I now ride my bike on the weekends and with Rohan. No power, no speed. No heart rate. I love it again. Just like when I first started. That's the biggest win from this decision. I made it in time to still love riding my bike and the sport.

What do you miss most about being a professional cyclist? Was there a part of you that wished you were lining up in Hong Kong at the World Championships in April?

I watched it and thought I could be there. I missed it. Then as soon as it was over I was like, nope I don't. I thought about it harder and the thing I missed the most was the people. Everyone sharing a common interest and love. A passion.

Understanding the life of a professional athlete is hard for those outside was the hardest part for you and what did you enjoy the most?

Being away from loved ones. Hands down the hardest part. The travel and the people you meet. The challenges you face. Looking back now I'm a richer person for the places I have been and travelled.

Raced at the top of the sport for eight years winning world titles at junior and elite level, setting world records, winning World, Oceania and National titles and representing Australia at Olympics and Commonwealth Games. What does the success you had mean to you? Is there an event, result or memory that stands out for you?

The greatest win was Worlds in 2015. Not because I finally got a senior world title, but because of the group of people I did it with. We were close. We were friends. We wanted it for each other. That was powerful.

But a good career and success are similar; it shouldn't be determined by the colour of a medal or the place you came. The success I had as and individual was rewarding for my dedication, but the success I had within the team, they are the best memories.

Most of your success came on the track but were a highly credentialed rider on the road as well winning Tour of Chongming Island, World Cup podium, world championship medals in the team time trial, Australian criterium titles and Bay Crits wins would you have liked to do more of it?

Yes and no. I had some really good races on the road, which made me think after Rio I would go and race the road for a while.

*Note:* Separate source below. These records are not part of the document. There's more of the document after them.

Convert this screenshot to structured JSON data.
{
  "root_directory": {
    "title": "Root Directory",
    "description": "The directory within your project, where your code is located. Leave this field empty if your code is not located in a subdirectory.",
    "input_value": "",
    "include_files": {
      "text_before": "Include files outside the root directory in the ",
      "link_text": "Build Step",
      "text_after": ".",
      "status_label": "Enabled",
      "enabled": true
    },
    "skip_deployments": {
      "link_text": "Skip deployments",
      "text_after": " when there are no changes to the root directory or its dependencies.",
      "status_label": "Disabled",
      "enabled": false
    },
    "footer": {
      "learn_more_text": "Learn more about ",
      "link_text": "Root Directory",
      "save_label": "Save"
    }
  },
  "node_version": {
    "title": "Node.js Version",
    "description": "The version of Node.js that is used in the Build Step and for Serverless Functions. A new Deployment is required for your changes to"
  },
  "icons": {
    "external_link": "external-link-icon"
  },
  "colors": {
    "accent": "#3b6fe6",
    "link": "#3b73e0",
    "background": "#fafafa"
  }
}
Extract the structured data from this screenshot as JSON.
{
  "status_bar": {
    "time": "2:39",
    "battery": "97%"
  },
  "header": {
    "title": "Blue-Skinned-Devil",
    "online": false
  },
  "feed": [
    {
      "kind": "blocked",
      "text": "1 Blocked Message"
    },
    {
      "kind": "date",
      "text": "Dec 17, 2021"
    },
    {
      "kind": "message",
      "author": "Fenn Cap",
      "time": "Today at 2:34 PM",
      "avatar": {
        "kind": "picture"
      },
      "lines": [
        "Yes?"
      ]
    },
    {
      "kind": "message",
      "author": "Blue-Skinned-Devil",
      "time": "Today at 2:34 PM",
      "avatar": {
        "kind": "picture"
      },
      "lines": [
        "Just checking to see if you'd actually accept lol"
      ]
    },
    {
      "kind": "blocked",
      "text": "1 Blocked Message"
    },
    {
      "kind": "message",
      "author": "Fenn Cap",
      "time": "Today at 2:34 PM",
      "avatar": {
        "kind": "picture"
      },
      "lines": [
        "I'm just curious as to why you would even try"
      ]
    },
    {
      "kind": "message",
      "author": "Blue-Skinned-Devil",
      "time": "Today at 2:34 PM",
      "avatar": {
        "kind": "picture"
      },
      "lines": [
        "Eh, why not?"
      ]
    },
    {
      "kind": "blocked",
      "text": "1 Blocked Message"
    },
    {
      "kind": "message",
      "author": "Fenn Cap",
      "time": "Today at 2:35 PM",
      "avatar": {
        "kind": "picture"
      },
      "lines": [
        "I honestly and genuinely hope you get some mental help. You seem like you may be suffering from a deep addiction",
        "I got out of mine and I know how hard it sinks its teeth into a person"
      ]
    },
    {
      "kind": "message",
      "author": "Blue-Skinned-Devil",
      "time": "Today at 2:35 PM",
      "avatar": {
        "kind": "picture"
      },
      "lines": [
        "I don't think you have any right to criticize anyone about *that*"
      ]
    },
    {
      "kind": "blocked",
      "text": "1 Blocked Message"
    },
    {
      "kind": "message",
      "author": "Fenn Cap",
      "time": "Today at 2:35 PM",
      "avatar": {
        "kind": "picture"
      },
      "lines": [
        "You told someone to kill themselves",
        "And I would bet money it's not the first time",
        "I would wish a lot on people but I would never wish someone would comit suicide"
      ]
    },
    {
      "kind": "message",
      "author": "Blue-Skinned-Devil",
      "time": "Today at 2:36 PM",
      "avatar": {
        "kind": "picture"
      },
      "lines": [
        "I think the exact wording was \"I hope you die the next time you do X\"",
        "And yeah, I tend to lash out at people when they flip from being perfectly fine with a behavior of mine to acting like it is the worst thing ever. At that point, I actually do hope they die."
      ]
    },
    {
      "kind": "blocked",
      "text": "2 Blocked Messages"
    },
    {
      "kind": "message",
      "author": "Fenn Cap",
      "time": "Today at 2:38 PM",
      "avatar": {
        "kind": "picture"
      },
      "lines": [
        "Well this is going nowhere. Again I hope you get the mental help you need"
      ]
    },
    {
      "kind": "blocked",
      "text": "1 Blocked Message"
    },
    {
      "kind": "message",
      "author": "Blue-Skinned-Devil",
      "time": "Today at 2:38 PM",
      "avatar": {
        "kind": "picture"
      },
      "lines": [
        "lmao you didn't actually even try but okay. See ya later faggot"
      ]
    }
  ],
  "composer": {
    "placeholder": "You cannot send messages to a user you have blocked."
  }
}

I realised though my heart lies with the track. It's where I was always going to end up and finish. The road was a steppingstone to the success on the track.

One of only four women to win junior and elite TP titles, one of only two to hold junior and elite world records in the TP and six TP national titles in a row probably not something you think about at the time but now nice to look back on stats like that?

I wouldn't know unless someone told me. It's humbling. Looking back on everything I have done and you forget all the little wins along the way. The wins at WA road races and states. Those were the ones that kept the dream alive and wanting more. When you start to think more and more about it. I'm proud. Very proud!

What advice would you give to your younger self or young riders starting out?

Don't sweat the small stuff. If you work hard enough you will get your shot at the big stage.

Eight months since Rio how has life changed for you? What does the next chapter hold?

I've spent more time with my family and Rohan than I had in the last four years. Rohan and I are making a life for ourselves in Europe. We have a puppy and are loving every moment of it. Keeps us busy.

I've done some study but at the moment just enjoying the little things in life and being a good support for Rohan over here in Europe.

As for the next chapter, your guess is as good as mine.

Who would you like to thank?

Special mentions to my family my mum, dad and Sister especially. Always 100% support. Rohan for putting up with the tears and tantrums and craziness while I was a rider. I'm sure there will be more for him to put up with though!

Sutto [Gary Sutton - Australian Women's Track Endurance Coach] - One of the greatest men within the cycling community. He never doubted me or my ability once, even when I was down and out for the count. He always got the best out of me.

Darryl Benson [Former West Australian Institute of Sport Head Coach] - For picking me up as a TID 10 years ago and gave me the time, opportunity and exposure to be on the big stage.

Last but not least. My teammates over the last 10 years. Thanks for making the last decade a memorable one.
 © 2016